Objective: Investigate how a multitude of patient demographics and extracorporeal membranous oxygenation (ECMO)-related complications affect 30-day survival or survival to discharge. Design: Retrospective observational study. Setting: Urban university hospital, quaternary care center. Participants: Patients who underwent ECMO circulatory support from January 2012 to May 2016. Interventions: Date-based data extraction, univariate and multivariate regression analysis. Measurements and Main Results: The hospital database contained complete data for 235 adult patients who received venoarterial ECMO (74.04 %) and venovenous ECMO (25.96 %); 106 patients (45.11%) survived. The independent predictors significant in the odds of in-hospital mortality in a multiregression model were age (odds ratio [OR] = 1.028, p = 0.008), extracorporeal cardiopulmonary resuscitation (ECPR) after unsuccessful high-quality CPR (OR = 7.93, p =0.002), cardiogenic shock as the primary indication for circulatory support (OR = 2.58, p = 0.02), acute kidney injury (AKI) before ECMO initiation (OR = 7.53, p < 0.001), time spent on ECMO in days (OR = 1.08, p = 0.03), and limb ischemia (OR = 3.18, p = 0.047). Conclusion: The most significant findings of advancing age, time spent on ECMO, AKI, ECMO use in the setting of cardiogenic shock, ECPR, and limb ischemia as a complication of ECMO all independently increase the odds of in-hospital and 30-day mortality. To the best of the authors’ knowledge, this study is the first to demonstrate a significant relationship between limb ischemia and mortality.
- femoral cannulation complications

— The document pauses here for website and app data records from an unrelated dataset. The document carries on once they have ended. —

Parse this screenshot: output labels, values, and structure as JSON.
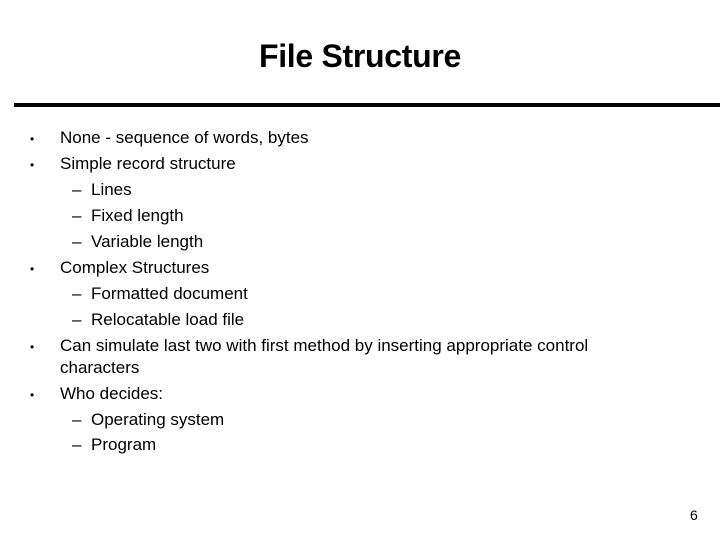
{
  "slide": {
    "title": "File Structure",
    "page_number": "6",
    "bullet_glyph": "•",
    "dash_glyph": "–",
    "items": [
      {
        "text": "None - sequence of words, bytes"
      },
      {
        "text": "Simple record structure",
        "sub": [
          "Lines",
          "Fixed length",
          "Variable length"
        ]
      },
      {
        "text": "Complex Structures",
        "sub": [
          "Formatted document",
          "Relocatable load file"
        ]
      },
      {
        "text_line1": "Can simulate last two with first method by inserting appropriate control",
        "text_line2": "characters"
      },
      {
        "text": "Who decides:",
        "sub": [
          "Operating system",
          "Program"
        ]
      }
    ]
  }
}
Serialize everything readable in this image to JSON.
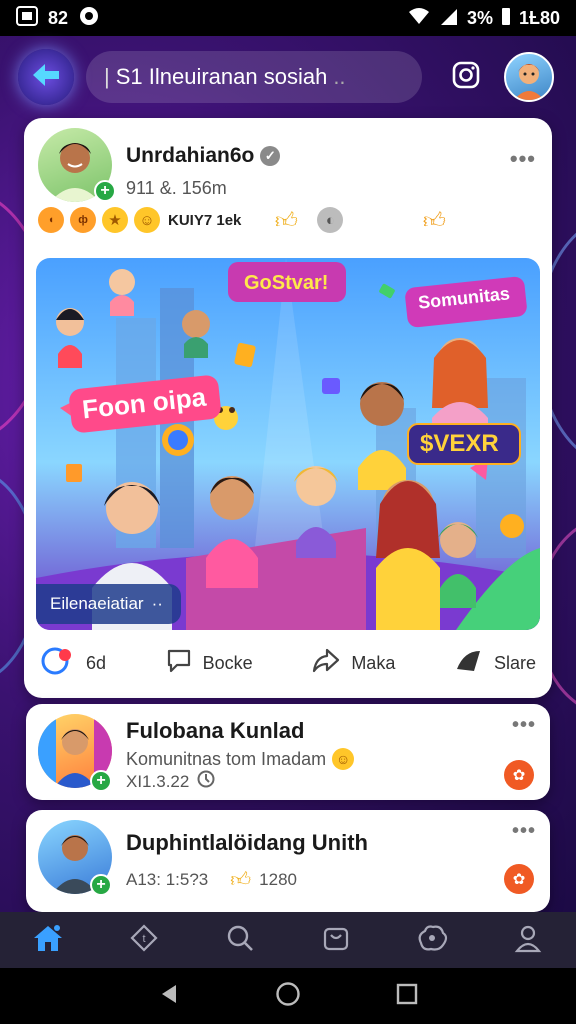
{
  "status_bar": {
    "sim_label": "82",
    "battery": "3%",
    "time": "1Ƚ80"
  },
  "top_bar": {
    "search_text": "S1 Ilneuiranan sosiah",
    "search_suffix": "..",
    "icons": [
      "back-arrow-icon",
      "instagram-icon",
      "avatar"
    ]
  },
  "post": {
    "author": "Unrdahian6o",
    "time": "911 &. 156m",
    "reaction_label": "KUIY7 1ek",
    "image": {
      "sign_top": "GoStvar!",
      "sign_left": "Foon oipa",
      "sign_right": "Somunitas",
      "sign_mid": "$VEXR",
      "caption": "Eilenaeiatiar",
      "caption_dots": "··"
    },
    "actions": [
      {
        "icon": "comment-bubble-icon",
        "label": "6d"
      },
      {
        "icon": "chat-icon",
        "label": "Bocke"
      },
      {
        "icon": "share-arrow-icon",
        "label": "Maka"
      },
      {
        "icon": "send-icon",
        "label": "Slare"
      }
    ]
  },
  "list_items": [
    {
      "title": "Fulobana Kunlad",
      "subtitle": "Komunitnas tom Imadam",
      "meta": "XI1.3.22"
    },
    {
      "title": "Duphintlalöidang Unith",
      "meta": "A13: 1:5?3",
      "count": "1280"
    }
  ],
  "bottom_nav": [
    "home-icon",
    "tag-icon",
    "search-icon",
    "shop-bag-icon",
    "community-icon",
    "profile-icon"
  ],
  "colors": {
    "accent": "#6a1fb0",
    "nav_bg": "#252236",
    "active": "#3aa0ff",
    "badge": "#f05a24"
  }
}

- limb ischemia
ASJC Scopus subject areas
- Cardiology and Cardiovascular Medicine
- Anesthesiology and Pain Medicine